Directions for this task:
Exact duplicates of all the records are needed.
━━━ Dataset entries ━━━
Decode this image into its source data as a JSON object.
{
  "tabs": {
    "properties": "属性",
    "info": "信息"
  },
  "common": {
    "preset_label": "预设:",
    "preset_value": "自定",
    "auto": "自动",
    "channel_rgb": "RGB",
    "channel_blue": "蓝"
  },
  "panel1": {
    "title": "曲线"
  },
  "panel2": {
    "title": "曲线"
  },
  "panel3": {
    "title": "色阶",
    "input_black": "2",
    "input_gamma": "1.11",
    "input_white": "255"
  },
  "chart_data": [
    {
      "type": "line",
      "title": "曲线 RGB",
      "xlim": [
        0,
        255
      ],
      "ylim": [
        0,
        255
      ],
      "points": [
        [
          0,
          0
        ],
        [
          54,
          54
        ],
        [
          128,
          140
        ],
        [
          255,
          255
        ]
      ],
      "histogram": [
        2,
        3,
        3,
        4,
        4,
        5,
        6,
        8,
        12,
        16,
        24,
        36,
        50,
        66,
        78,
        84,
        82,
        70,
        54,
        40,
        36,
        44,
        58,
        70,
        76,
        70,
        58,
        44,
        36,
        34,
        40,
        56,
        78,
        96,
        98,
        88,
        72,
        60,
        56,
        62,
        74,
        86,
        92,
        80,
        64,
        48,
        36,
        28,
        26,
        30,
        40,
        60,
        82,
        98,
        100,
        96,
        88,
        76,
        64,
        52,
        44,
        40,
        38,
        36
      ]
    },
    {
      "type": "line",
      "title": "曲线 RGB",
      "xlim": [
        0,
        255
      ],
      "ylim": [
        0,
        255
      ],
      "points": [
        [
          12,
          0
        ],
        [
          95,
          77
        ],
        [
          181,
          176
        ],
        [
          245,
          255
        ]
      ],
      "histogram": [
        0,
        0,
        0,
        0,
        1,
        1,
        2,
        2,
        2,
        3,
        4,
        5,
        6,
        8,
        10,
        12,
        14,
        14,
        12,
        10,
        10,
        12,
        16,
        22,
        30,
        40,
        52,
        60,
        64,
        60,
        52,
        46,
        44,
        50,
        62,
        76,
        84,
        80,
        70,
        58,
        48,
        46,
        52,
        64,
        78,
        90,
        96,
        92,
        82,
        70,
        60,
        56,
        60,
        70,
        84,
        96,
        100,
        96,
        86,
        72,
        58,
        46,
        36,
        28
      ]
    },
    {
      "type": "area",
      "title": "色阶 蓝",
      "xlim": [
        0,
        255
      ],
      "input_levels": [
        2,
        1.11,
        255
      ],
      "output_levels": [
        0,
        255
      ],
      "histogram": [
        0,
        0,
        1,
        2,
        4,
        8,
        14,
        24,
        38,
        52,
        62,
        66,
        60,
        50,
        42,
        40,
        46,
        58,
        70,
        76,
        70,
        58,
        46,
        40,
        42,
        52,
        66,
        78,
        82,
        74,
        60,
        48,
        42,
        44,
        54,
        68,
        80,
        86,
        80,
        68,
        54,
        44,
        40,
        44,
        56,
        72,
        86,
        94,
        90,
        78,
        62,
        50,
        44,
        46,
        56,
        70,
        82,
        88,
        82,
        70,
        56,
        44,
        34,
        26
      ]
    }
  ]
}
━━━
Response area:
Decode this image into its source data as a JSON object.
{
  "tabs": {
    "properties": "属性",
    "info": "信息"
  },
  "common": {
    "preset_label": "预设:",
    "preset_value": "自定",
    "auto": "自动",
    "channel_rgb": "RGB",
    "channel_blue": "蓝"
  },
  "panel1": {
    "title": "曲线"
  },
  "panel2": {
    "title": "曲线"
  },
  "panel3": {
    "title": "色阶",
    "input_black": "2",
    "input_gamma": "1.11",
    "input_white": "255"
  },
  "chart_data": [
    {
      "type": "line",
      "title": "曲线 RGB",
      "xlim": [
        0,
        255
      ],
      "ylim": [
        0,
        255
      ],
      "points": [
        [
          0,
          0
        ],
        [
          54,
          54
        ],
        [
          128,
          140
        ],
        [
          255,
          255
        ]
      ],
      "histogram": [
        2,
        3,
        3,
        4,
        4,
        5,
        6,
        8,
        12,
        16,
        24,
        36,
        50,
        66,
        78,
        84,
        82,
        70,
        54,
        40,
        36,
        44,
        58,
        70,
        76,
        70,
        58,
        44,
        36,
        34,
        40,
        56,
        78,
        96,
        98,
        88,
        72,
        60,
        56,
        62,
        74,
        86,
        92,
        80,
        64,
        48,
        36,
        28,
        26,
        30,
        40,
        60,
        82,
        98,
        100,
        96,
        88,
        76,
        64,
        52,
        44,
        40,
        38,
        36
      ]
    },
    {
      "type": "line",
      "title": "曲线 RGB",
      "xlim": [
        0,
        255
      ],
      "ylim": [
        0,
        255
      ],
      "points": [
        [
          12,
          0
        ],
        [
          95,
          77
        ],
        [
          181,
          176
        ],
        [
          245,
          255
        ]
      ],
      "histogram": [
        0,
        0,
        0,
        0,
        1,
        1,
        2,
        2,
        2,
        3,
        4,
        5,
        6,
        8,
        10,
        12,
        14,
        14,
        12,
        10,
        10,
        12,
        16,
        22,
        30,
        40,
        52,
        60,
        64,
        60,
        52,
        46,
        44,
        50,
        62,
        76,
        84,
        80,
        70,
        58,
        48,
        46,
        52,
        64,
        78,
        90,
        96,
        92,
        82,
        70,
        60,
        56,
        60,
        70,
        84,
        96,
        100,
        96,
        86,
        72,
        58,
        46,
        36,
        28
      ]
    },
    {
      "type": "area",
      "title": "色阶 蓝",
      "xlim": [
        0,
        255
      ],
      "input_levels": [
        2,
        1.11,
        255
      ],
      "output_levels": [
        0,
        255
      ],
      "histogram": [
        0,
        0,
        1,
        2,
        4,
        8,
        14,
        24,
        38,
        52,
        62,
        66,
        60,
        50,
        42,
        40,
        46,
        58,
        70,
        76,
        70,
        58,
        46,
        40,
        42,
        52,
        66,
        78,
        82,
        74,
        60,
        48,
        42,
        44,
        54,
        68,
        80,
        86,
        80,
        68,
        54,
        44,
        40,
        44,
        56,
        72,
        86,
        94,
        90,
        78,
        62,
        50,
        44,
        46,
        56,
        70,
        82,
        88,
        82,
        70,
        56,
        44,
        34,
        26
      ]
    }
  ]
}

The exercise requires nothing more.